Category Archives: Tax Law

Bloomberg Law’s Tax Practice Center

Bloomberg Law has added Taxation to its Practice Center interface. The Tax Practice Center provides ready access to

  • Primary statutory and regulatory tax materials, including the Internal Revenue Code, Treasury Regulations, and IRS administrative guidance
  • Tax case decisions and dockets, including the United States Tax Court
  • BNA Tax Management Portfolios
  • Practicing Law Institute treatises
  • Selected tax journals
  • M&A and related transactional forms and agreements


Students and faculty interested in requesting an account on Bloomberg Law may obtain one by following the instructions available in the Library’s catalog.

10 Years and 6.5 Million Exempt Organization Returns Available

A new “Big Data” resource of tax material has recently been made available. On October 30, Public.Resource.Org made available 10 years’ worth — nearly 6.5 million — Exempt Organization Form 990 returns filed by exempt organizations and private foundations as well as unrelated business income (UBIT) returns filed by these organizations. The data set contains returns from January 2002 through September 2012, and will be updated monthly.


At this time, these returns are only available in pdf format, but Public.Resource.Org plan to extract the underlying data from these returns to make them more amenable for data analysis.


These records and more information about the data set are available at

The Anti-Injunction Act

Today's argument at the US Supreme Court on the Patient Protection and Affordable Care Act concerns whether the "penalty" assessed under 26 U.S.C. §5000A against individuals who do not meet the minimum coverage provisions is a "tax" for the purposes of the Anti-Injunction Act.

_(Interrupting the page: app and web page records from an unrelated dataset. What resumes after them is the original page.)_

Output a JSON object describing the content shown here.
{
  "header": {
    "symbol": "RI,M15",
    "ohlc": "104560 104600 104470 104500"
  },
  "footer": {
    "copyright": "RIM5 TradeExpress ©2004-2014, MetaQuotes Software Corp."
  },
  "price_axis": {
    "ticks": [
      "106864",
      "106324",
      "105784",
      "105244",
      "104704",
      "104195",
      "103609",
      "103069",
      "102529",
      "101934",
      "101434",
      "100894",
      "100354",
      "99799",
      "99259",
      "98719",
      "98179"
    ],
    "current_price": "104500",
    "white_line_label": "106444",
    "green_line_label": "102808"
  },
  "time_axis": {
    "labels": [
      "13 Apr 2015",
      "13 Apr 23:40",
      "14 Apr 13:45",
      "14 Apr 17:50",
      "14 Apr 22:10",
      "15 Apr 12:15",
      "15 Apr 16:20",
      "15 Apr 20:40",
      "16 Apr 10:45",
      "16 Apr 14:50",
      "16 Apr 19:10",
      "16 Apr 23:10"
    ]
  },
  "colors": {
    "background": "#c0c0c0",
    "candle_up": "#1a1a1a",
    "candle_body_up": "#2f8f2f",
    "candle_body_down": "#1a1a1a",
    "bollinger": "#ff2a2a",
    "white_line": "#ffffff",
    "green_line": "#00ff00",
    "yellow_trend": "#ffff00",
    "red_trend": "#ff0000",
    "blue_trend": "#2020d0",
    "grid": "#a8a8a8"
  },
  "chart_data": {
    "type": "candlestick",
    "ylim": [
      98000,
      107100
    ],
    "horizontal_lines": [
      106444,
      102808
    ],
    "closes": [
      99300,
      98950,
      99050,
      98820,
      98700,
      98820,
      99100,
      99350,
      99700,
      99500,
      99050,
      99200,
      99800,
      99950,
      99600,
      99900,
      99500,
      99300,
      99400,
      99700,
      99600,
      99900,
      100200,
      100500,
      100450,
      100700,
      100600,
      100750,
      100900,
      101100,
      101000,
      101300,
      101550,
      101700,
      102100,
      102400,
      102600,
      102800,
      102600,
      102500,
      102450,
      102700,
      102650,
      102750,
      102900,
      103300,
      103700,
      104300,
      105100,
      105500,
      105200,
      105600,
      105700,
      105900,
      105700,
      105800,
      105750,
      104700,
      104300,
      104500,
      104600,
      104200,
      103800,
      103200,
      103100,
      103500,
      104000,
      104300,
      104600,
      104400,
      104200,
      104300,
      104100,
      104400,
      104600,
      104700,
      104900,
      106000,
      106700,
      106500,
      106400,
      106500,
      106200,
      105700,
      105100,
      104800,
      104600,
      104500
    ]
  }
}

The Anti-Injunction Act (26 U.S.C. §7421) provides that "Except as provided in sections 6015(e), 6212(a) and (c), 6213(a), 6225(b), 6246(b), 6330(e)(1), 6331(i), 6672(c), 6694(c), 7426(a) and (b)(1), 7429(b), and 7436, no suit for the purpose of restraining the assessment or collection of any tax shall be maintained in any court by any person, whether or not such person is the person against whom such tax was assessed." In other words, an individual cannot bring a suit to enjoin the Government from collecting or assessing a tax, and must instead wait until that tax is assessed against him.

This first day of argument, accordingly, is to determine whether or not the Supreme Court even has jurisdiction to hear this case — inasmuch as the "penalty" arising under the PPACA does not even take effect until 2014, if the "penalty" is a "tax", the Anti-Injunction Act would apply. Only individuals who have actually been assessed the "penalty" could bring a suit, and only then after they have met the administrative procedures required for any tax litigation.

An example of a nominal "penalty" that is considered to be a "tax" for the purposes of the Anti-Injunction Act is the Trust Fund Recovery Penalty that arises under 26 U.S.C. §6672. See, e.g., Kelly v. Lethert, 362 F.2d 629 (8th Cir. 1966).

The merit and amicus briefs on the Anti-Injunction Act are available at

For more information about the Anti-Injunction Act, and tax collection generally, please refer to William D. Elliott, Federal Tax Collections, Liens, and Levies, (2d ed. 1995), available in print in the Library (KF6313 .E45 1995) and on Westlaw (WGL-COLLECT).

Supreme Court Hearings on the Patient Protection and Affordable Care Act

Three days of Supreme Court arguments on the Patient Protection and Affordable Care Act begin on March 26, 2012.

Copies of the briefs are available from the Supreme Court's website at

Transcripts of the hearings will be available at the end of each day at

On Friday, March 30, audio recordings of the hearings should be available at It is possible, due to the public interest in these cases, that the audio recordings may be posted earlier. 

Tax Notes Today

The Library has added an electronic subscription to Tax Notes Today. Tax Notes Today has daily coverage of Federal tax law changes and policy shifts, special reports, analytical articles, and news concerning Congressional, Treasury, and IRS actions. 

Current faculty and students may subscribe to receive a daily email of Tax Notes Today. Archives of Tax Notes Today are also available — coverage goes back to 1987.

Tax Notes Today is accessible from the Tax Analysts database.

To set up an email subscription to Tax Notes Today, select "Edit my email profile", then click on "E-Mail Profile" on the following screen. Once you enter your email address, you will have the option of subscribing (or unsubscribing) to Tax Notes Today.

You can also set up daily or weekly email alerts to Tax Notes Today that will notify you of articles discussing particular Code sections or subject areas.